          I’m no longer angry at both my Mom and brother I just feel sorry for the both of them.

          But for my own mental health, it’s best that there is no contact with them.

          • makingconnections

            Olga that is terrible that you were treated that way. There were similar things happening with my brother’s ex and other relatives barring certain people from visiting. The nurses in Intensive Care told me that they had 2 social workers at the hospital and most of their time was taken up with that sort of thing…relatives taking possession of a dying person. It’s horrific that such dark feelings can prevail when it is a sacred time really.

          • Olga Stewart

            Thank you for your kind words.

            And they are most appreciated.

            But I have made my peace with it. So it’s just not something that I ever really dwell upon.

          • Olga Stewart

            I have some sad news.

            And that is that Corndog’s dad passed away.

          • makingconnections

            Thanks for letting me know Olga.

          • Olga Stewart

            You are welcome.

          • HippieChic61

            Olga, I’m sad to read that. I haven’t had contact with my mother in 3 years for much the same reasons. I find that “no contact” is whats best for us both, even though its a sad state of affairs when a mother doesnt have a bond with her child.
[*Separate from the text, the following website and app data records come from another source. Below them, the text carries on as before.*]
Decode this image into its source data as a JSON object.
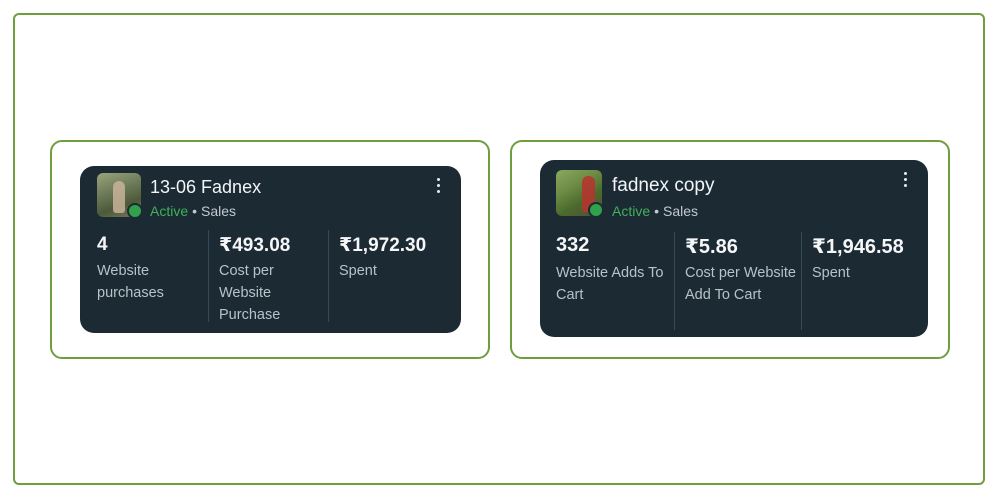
{
  "colors": {
    "frame_border": "#6f9e3f",
    "card_background": "#1c2a33",
    "active_status": "#3fb15a"
  },
  "cards": [
    {
      "ad_name": "13-06 Fadnex",
      "status": "Active",
      "separator": "•",
      "objective": "Sales",
      "more_icon": "more-vertical-icon",
      "metrics": [
        {
          "value": "4",
          "label": "Website purchases"
        },
        {
          "value": "₹493.08",
          "label": "Cost per Website Purchase"
        },
        {
          "value": "₹1,972.30",
          "label": "Spent"
        }
      ]
    },
    {
      "ad_name": "fadnex copy",
      "status": "Active",
      "separator": "•",
      "objective": "Sales",
      "more_icon": "more-vertical-icon",
      "metrics": [
        {
          "value": "332",
          "label": "Website Adds To Cart"
        },
        {
          "value": "₹5.86",
          "label": "Cost per Website Add To Cart"
        },
        {
          "value": "₹1,946.58",
          "label": "Spent"
        }
      ]
    }
  ]
}
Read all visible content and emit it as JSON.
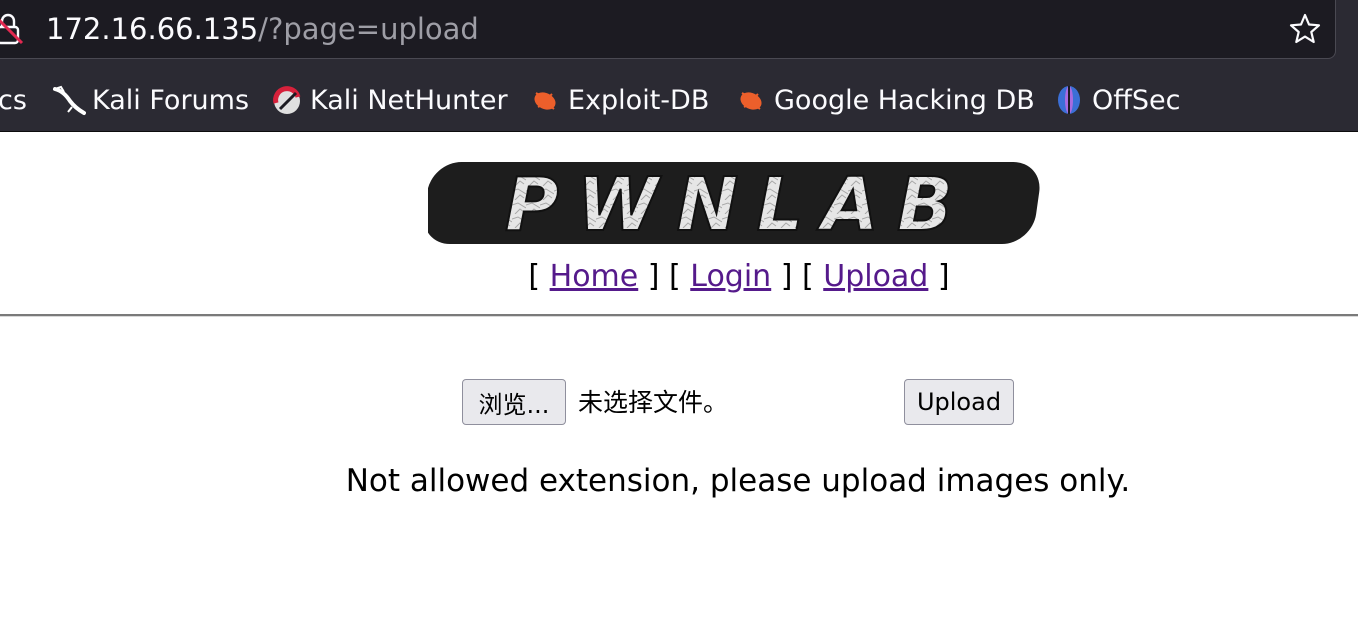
{
  "browser": {
    "url_host": "172.16.66.135",
    "url_path": "/?page=upload",
    "bookmarks": [
      {
        "label": "cs",
        "icon": "docs-icon"
      },
      {
        "label": "Kali Forums",
        "icon": "kali-dragon-icon"
      },
      {
        "label": "Kali NetHunter",
        "icon": "nethunter-icon"
      },
      {
        "label": "Exploit-DB",
        "icon": "exploit-db-icon"
      },
      {
        "label": "Google Hacking DB",
        "icon": "ghdb-icon"
      },
      {
        "label": "OffSec",
        "icon": "offsec-icon"
      }
    ]
  },
  "page": {
    "logo_text": "PWNLAB",
    "nav": {
      "home": "Home",
      "login": "Login",
      "upload": "Upload"
    },
    "form": {
      "browse_label": "浏览...",
      "file_status": "未选择文件。",
      "upload_label": "Upload"
    },
    "message": "Not allowed extension, please upload images only."
  },
  "colors": {
    "chrome_bg": "#2b2a33",
    "urlbar_bg": "#1c1b22",
    "link_visited": "#551a8b",
    "button_bg": "#e9e9ed"
  }
}
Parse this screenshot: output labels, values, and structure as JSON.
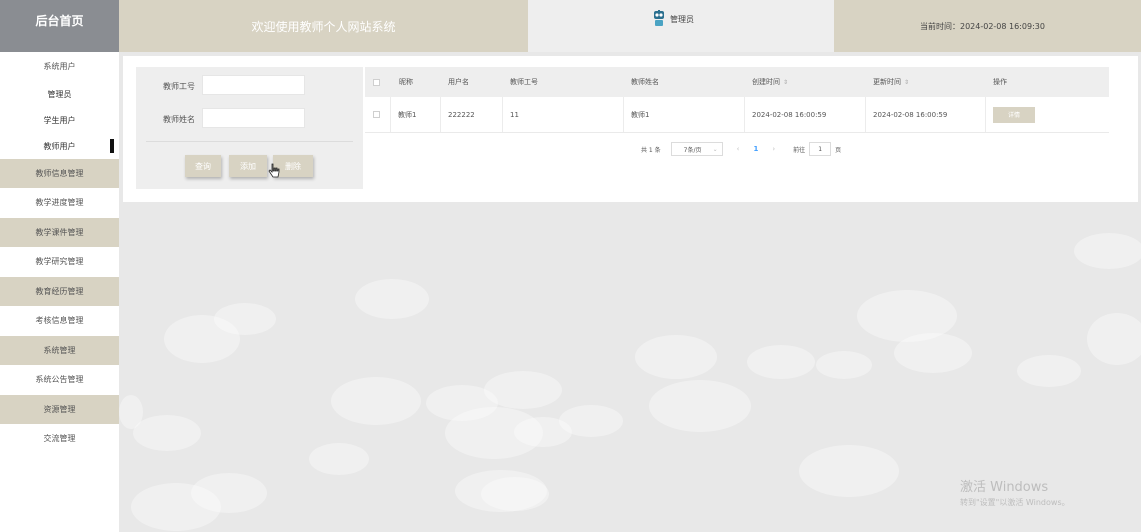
{
  "header": {
    "home_label": "后台首页",
    "welcome_text": "欢迎使用教师个人网站系统",
    "user_role": "管理员",
    "time_label": "当前时间：2024-02-08 16:09:30"
  },
  "sidebar": {
    "items": [
      {
        "label": "系统用户",
        "style": "white"
      },
      {
        "label": "管理员",
        "style": "sub"
      },
      {
        "label": "学生用户",
        "style": "sub"
      },
      {
        "label": "教师用户",
        "style": "sub-active"
      },
      {
        "label": "教师信息管理",
        "style": "tan"
      },
      {
        "label": "教学进度管理",
        "style": "white"
      },
      {
        "label": "教学课件管理",
        "style": "tan"
      },
      {
        "label": "教学研究管理",
        "style": "white"
      },
      {
        "label": "教育经历管理",
        "style": "tan"
      },
      {
        "label": "考核信息管理",
        "style": "white"
      },
      {
        "label": "系统管理",
        "style": "tan"
      },
      {
        "label": "系统公告管理",
        "style": "white"
      },
      {
        "label": "资源管理",
        "style": "tan"
      },
      {
        "label": "交流管理",
        "style": "white"
      }
    ]
  },
  "search": {
    "teacher_id_label": "教师工号",
    "teacher_name_label": "教师姓名",
    "teacher_id_value": "",
    "teacher_name_value": "",
    "query_button": "查询",
    "add_button": "添加",
    "delete_button": "删除"
  },
  "table": {
    "columns": [
      "昵称",
      "用户名",
      "教师工号",
      "教师姓名",
      "创建时间",
      "更新时间",
      "操作"
    ],
    "sort_icon": "⇕",
    "rows": [
      {
        "nickname": "教师1",
        "username": "222222",
        "teacher_id": "11",
        "teacher_name": "教师1",
        "created": "2024-02-08 16:00:59",
        "updated": "2024-02-08 16:00:59",
        "action": "详情"
      }
    ]
  },
  "pagination": {
    "total": "共 1 条",
    "page_size": "7条/页",
    "prev": "‹",
    "current": "1",
    "next": "›",
    "goto_label": "前往",
    "goto_value": "1",
    "page_unit": "页"
  },
  "watermark": {
    "title": "激活 Windows",
    "subtitle": "转到\"设置\"以激活 Windows。"
  },
  "colors": {
    "accent_tan": "#d8d3c3",
    "home_gray": "#8a8d92",
    "page_active": "#409eff"
  }
}
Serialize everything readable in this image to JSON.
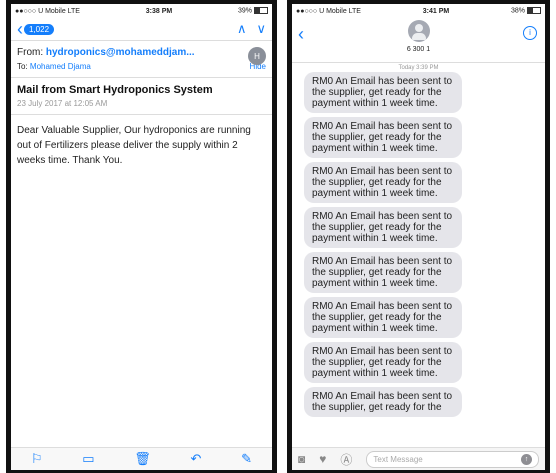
{
  "mail_phone": {
    "status": {
      "carrier": "●●○○○ U Mobile LTE",
      "time": "3:38 PM",
      "battery": "39%"
    },
    "nav": {
      "back_count": "1,022",
      "up": "∧",
      "down": "∨"
    },
    "from_label": "From:",
    "from_address": "hydroponics@mohameddjam...",
    "to_label": "To:",
    "to_name": "Mohamed Djama",
    "hide_label": "Hide",
    "avatar_initial": "H",
    "subject": "Mail from Smart Hydroponics System",
    "date": "23 July 2017 at 12:05 AM",
    "body": "Dear Valuable Supplier, Our hydroponics are running out of Fertilizers please deliver the supply within 2 weeks time.  Thank You."
  },
  "msg_phone": {
    "status": {
      "carrier": "●●○○○ U Mobile LTE",
      "time": "3:41 PM",
      "battery": "38%"
    },
    "contact_number": "6 300 1",
    "conversation_time": "Today 3:39 PM",
    "messages": [
      "RM0 An Email has been sent to the supplier, get ready for the payment within 1 week time.",
      "RM0 An Email has been sent to the supplier, get ready for the payment within 1 week time.",
      "RM0 An Email has been sent to the supplier, get ready for the payment within 1 week time.",
      "RM0 An Email has been sent to the supplier, get ready for the payment within 1 week time.",
      "RM0 An Email has been sent to the supplier, get ready for the payment within 1 week time.",
      "RM0 An Email has been sent to the supplier, get ready for the payment within 1 week time.",
      "RM0 An Email has been sent to the supplier, get ready for the payment within 1 week time.",
      "RM0 An Email has been sent to the supplier, get ready for the"
    ],
    "input_placeholder": "Text Message"
  }
}
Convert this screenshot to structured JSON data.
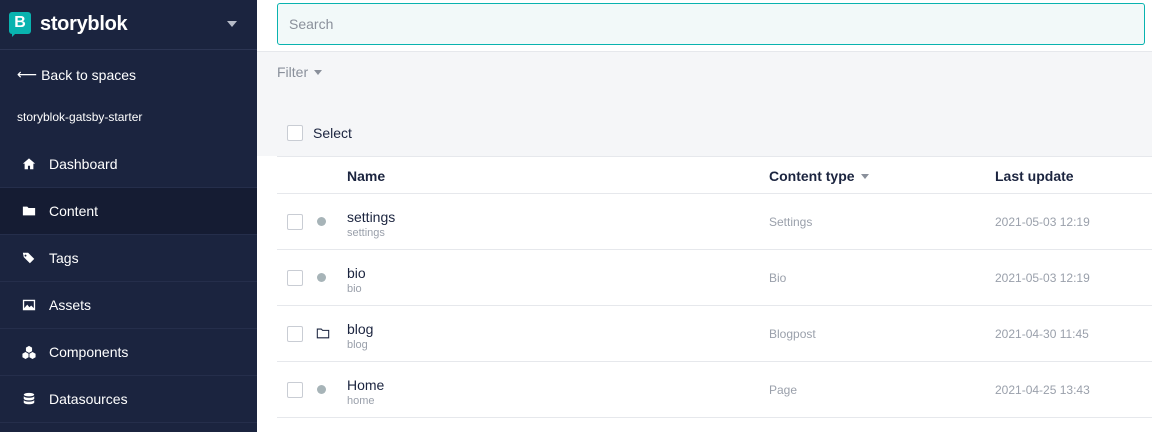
{
  "brand": {
    "name": "storyblok",
    "logo_letter": "B"
  },
  "sidebar": {
    "back_label": "Back to spaces",
    "space_name": "storyblok-gatsby-starter",
    "items": [
      {
        "label": "Dashboard",
        "icon": "home-icon"
      },
      {
        "label": "Content",
        "icon": "folder-icon",
        "active": true
      },
      {
        "label": "Tags",
        "icon": "tags-icon"
      },
      {
        "label": "Assets",
        "icon": "image-icon"
      },
      {
        "label": "Components",
        "icon": "cubes-icon"
      },
      {
        "label": "Datasources",
        "icon": "database-icon"
      }
    ]
  },
  "search": {
    "placeholder": "Search",
    "value": ""
  },
  "filter": {
    "label": "Filter"
  },
  "select": {
    "label": "Select"
  },
  "table": {
    "columns": {
      "name": "Name",
      "content_type": "Content type",
      "last_update": "Last update"
    },
    "rows": [
      {
        "name": "settings",
        "slug": "settings",
        "content_type": "Settings",
        "last_update": "2021-05-03 12:19",
        "kind": "story"
      },
      {
        "name": "bio",
        "slug": "bio",
        "content_type": "Bio",
        "last_update": "2021-05-03 12:19",
        "kind": "story"
      },
      {
        "name": "blog",
        "slug": "blog",
        "content_type": "Blogpost",
        "last_update": "2021-04-30 11:45",
        "kind": "folder"
      },
      {
        "name": "Home",
        "slug": "home",
        "content_type": "Page",
        "last_update": "2021-04-25 13:43",
        "kind": "story"
      }
    ]
  },
  "colors": {
    "sidebar_bg": "#1b243f",
    "accent": "#09b3af",
    "status_dot": "#a7b4b8"
  }
}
I have found so much understanding and comfort in a blogger I found on youtube…i cant post a link or theyll delete my post, but if you go to youtube and search “Narcissism Survivor”..thats his screename. He’s a middle aged grey haired guy. Those videos explained a lot! Even though we may not agree on the Cornell saga….I wish you well Olga! Prayers and positive energy for peace within!

          • Tamara Xian

            I feel you. I am in the same situation. It’s hard but one has to survive and stay sane so we do what we have to. Stay strong.

          • Olga Stewart

            Thank you for your kind words.

            And I am very sorry that the same thing has happened to you.

            Also, my thoughts are with you.

      • makingconnections

        Kay B, did you post your beautiful poem anywhere?

    • Olga Stewart

      I really wish that were true.

      But knowing Vicky, I’m going to guess it won’t be.

      Especially when on her husband’s IG she posted a tribute to Chris from a friend. And the friend forgot to mention Lily in the post.

      People let Vicky know about this. Then she tagged LIly in the post and then deleted these people’s comments.

      • makingconnections

        Disappointing.

    • Christina Hurst

      So does she have his ashes or are they not buried it? I read she cremated him.

      • makingconnections

        I have no idea about Chris Cornell’s ashes.

        Yes, she had him cremated and very quickly.

      • HippieChic61

        His ashes are with his wife and children.

  • Cristiann

    Damn, Chris had such a beautiful smile. It feels very bittersweet to see pictures like that of him now.

    At this point I can only hope that his kids, family members and friends have all the support that they need. I also hope that Chris (wherever he is) knows just how loved and deeply missed he is.